Amid the state's battle against the pandemic, Lucknow's King George's Medical University is leading the fight, catering to a large count of patients from all over Uttar Pradesh. As per the latest developments, the doctors at the institute have added another feather to their cap by helping an infected pregnant woman, with a rare immune disorder, to deliver with ease. Giving birth to a healthy baby girl, the 35-year-old woman won against the virus and the odd disease.
A moment of joy & relief for the father and the family!
Affected by 'Idiopathic Thrombocytopenic Purpura' (ITP), Deepika Tiwari was in a critical stage at the time of her delivery. This disease annihilates the blood platelets, thereby causing internal bleeding from the skin. Despite the uncertainties, the care and treatment by KGMU doctors aided the patient with a protected procedure.

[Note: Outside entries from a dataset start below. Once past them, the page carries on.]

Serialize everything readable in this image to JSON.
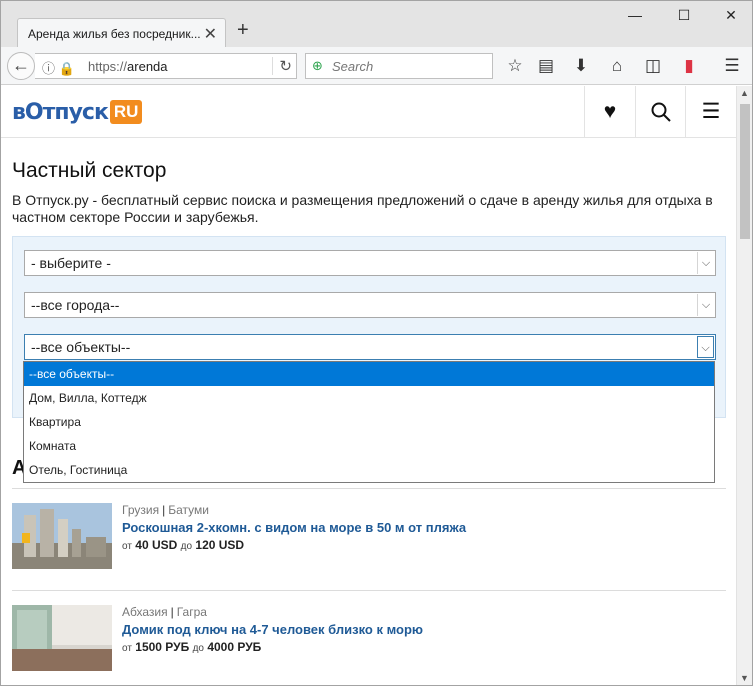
{
  "browser": {
    "tab_title": "Аренда жилья без посредник...",
    "tab_close": "✕",
    "new_tab": "+",
    "window_controls": {
      "minimize": "—",
      "maximize": "☐",
      "close": "✕"
    },
    "url_protocol": "https://",
    "url_path": "arenda",
    "search_placeholder": "Search"
  },
  "site": {
    "logo_text": "вОтпуск",
    "logo_badge": "RU"
  },
  "page": {
    "title": "Частный сектор",
    "intro": "В Отпуск.ру - бесплатный сервис поиска и размещения предложений о сдаче в аренду жилья для отдыха в частном секторе России и зарубежья."
  },
  "filters": {
    "country": "- выберите -",
    "city": "--все города--",
    "object_type": "--все объекты--",
    "object_options": [
      "--все объекты--",
      "Дом, Вилла, Коттедж",
      "Квартира",
      "Комната",
      "Отель, Гостиница"
    ]
  },
  "section_heading": "А",
  "listings": [
    {
      "country": "Грузия",
      "city": "Батуми",
      "title": "Роскошная 2-хкомн. с видом на море в 50 м от пляжа",
      "price_from_label": "от",
      "price_from": "40 USD",
      "price_to_label": "до",
      "price_to": "120 USD"
    },
    {
      "country": "Абхазия",
      "city": "Гагра",
      "title": "Домик под ключ на 4-7 человек близко к морю",
      "price_from_label": "от",
      "price_from": "1500 РУБ",
      "price_to_label": "до",
      "price_to": "4000 РУБ"
    }
  ],
  "colors": {
    "logo_blue": "#2a5ea8",
    "logo_orange": "#f28c1e",
    "link_blue": "#1f5a96",
    "selected_option": "#0078d7",
    "filter_bg": "#eaf3fb"
  }
}
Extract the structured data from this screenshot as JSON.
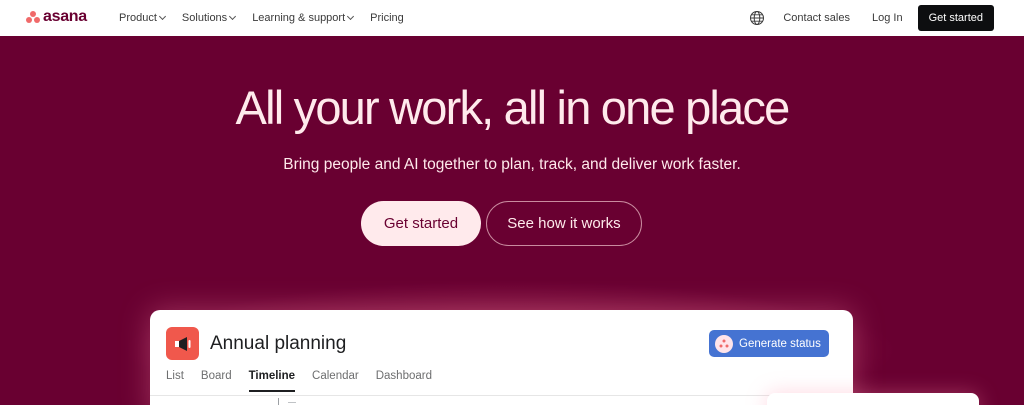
{
  "brand": {
    "name": "asana"
  },
  "nav": {
    "items": [
      {
        "label": "Product"
      },
      {
        "label": "Solutions"
      },
      {
        "label": "Learning & support"
      },
      {
        "label": "Pricing"
      }
    ],
    "contact_label": "Contact sales",
    "login_label": "Log In",
    "cta_label": "Get started"
  },
  "hero": {
    "title": "All your work, all in one place",
    "subtitle": "Bring people and AI together to plan, track, and deliver work faster.",
    "primary_cta": "Get started",
    "secondary_cta": "See how it works"
  },
  "product_card": {
    "project_title": "Annual planning",
    "generate_label": "Generate status",
    "tabs": [
      {
        "label": "List",
        "active": false
      },
      {
        "label": "Board",
        "active": false
      },
      {
        "label": "Timeline",
        "active": true
      },
      {
        "label": "Calendar",
        "active": false
      },
      {
        "label": "Dashboard",
        "active": false
      }
    ]
  },
  "colors": {
    "hero_bg": "#690031",
    "hero_text": "#ffeaec",
    "accent_coral": "#f06a6a",
    "generate_blue": "#4573d2",
    "nav_cta_bg": "#0d0e10"
  },
  "icons": {
    "logo": "asana-dots-icon",
    "globe": "globe-icon",
    "project": "megaphone-icon",
    "generate": "ai-sparkle-icon"
  }
}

After delivering the baby through C-section surgery, the mother and the child were both stable and healthy and they have been discharged now. Shailendra Tiwari, the father of the newborn was overjoyed to hear the good news. He recounted that tears rolled out of his eyes when he learned that the mother-daughter duo was fine and stable.

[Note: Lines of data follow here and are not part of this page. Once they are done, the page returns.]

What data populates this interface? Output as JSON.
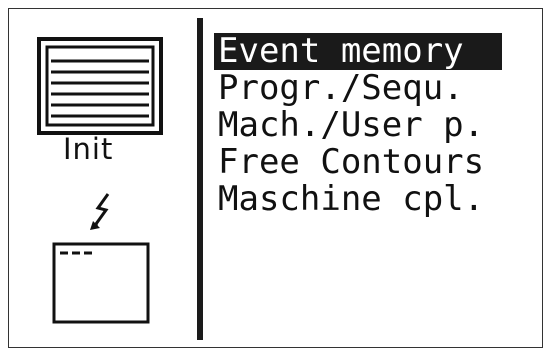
{
  "panel": {
    "init_label": "Init",
    "icons": [
      "document-icon",
      "lightning-arrow-icon",
      "window-icon"
    ]
  },
  "menu": {
    "items": [
      {
        "label": "Event memory",
        "selected": true
      },
      {
        "label": "Progr./Sequ.",
        "selected": false
      },
      {
        "label": "Mach./User p.",
        "selected": false
      },
      {
        "label": "Free Contours",
        "selected": false
      },
      {
        "label": "Maschine cpl.",
        "selected": false
      }
    ]
  },
  "colors": {
    "foreground": "#111111",
    "background": "#ffffff",
    "highlight": "#1a1a1a"
  }
}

Dean, Medical and Head of Obstetrics and Gynaecology Department, Prof Uma Singh said, "Deepika Tiwari, with 38-week-and-six-day pregnancy, came to Queen Mary Hospital with a complaint of abdominal pain on May 15 where she was found COVID positive. As per the protocol, she was shifted to COVID hospital at the RALC building. Tests showed her platelet counts were 18,000 cells/microliter and also confirmed her as a patient of ITP."
Drug worth ₹3 lakh given free of cost to the patient
As per doctors, both kids and adults can be affected by ITP. While the disease is self curable amongst children, it usually takes a long-term or chronic route for adults. The current statistics indicate that ITP is found to affect 3 amongst a population of 1 lakh individuals. One of the major concerns with this problem is the drop in platelet count, which amplifies the risk of bleeding. If the count goes below 10,000 units per microlitre, it becomes arduous to prevent internal bleeding and injuries.
In view of the complications, the pregnant woman was administered four units of platelets to help her with safe delivery. Further, Dr. Uma Singh informed that intravenous immunoglobulin 80 GM, which costs ₹3 lakhs, was given free of cost to this patient. In recognition of the staff's efforts, KGMU vice-chancellor Lt-Gen Bipin Puri applauded the doctors of the gynaecology department for this accomplishment.
- With inputs from IANS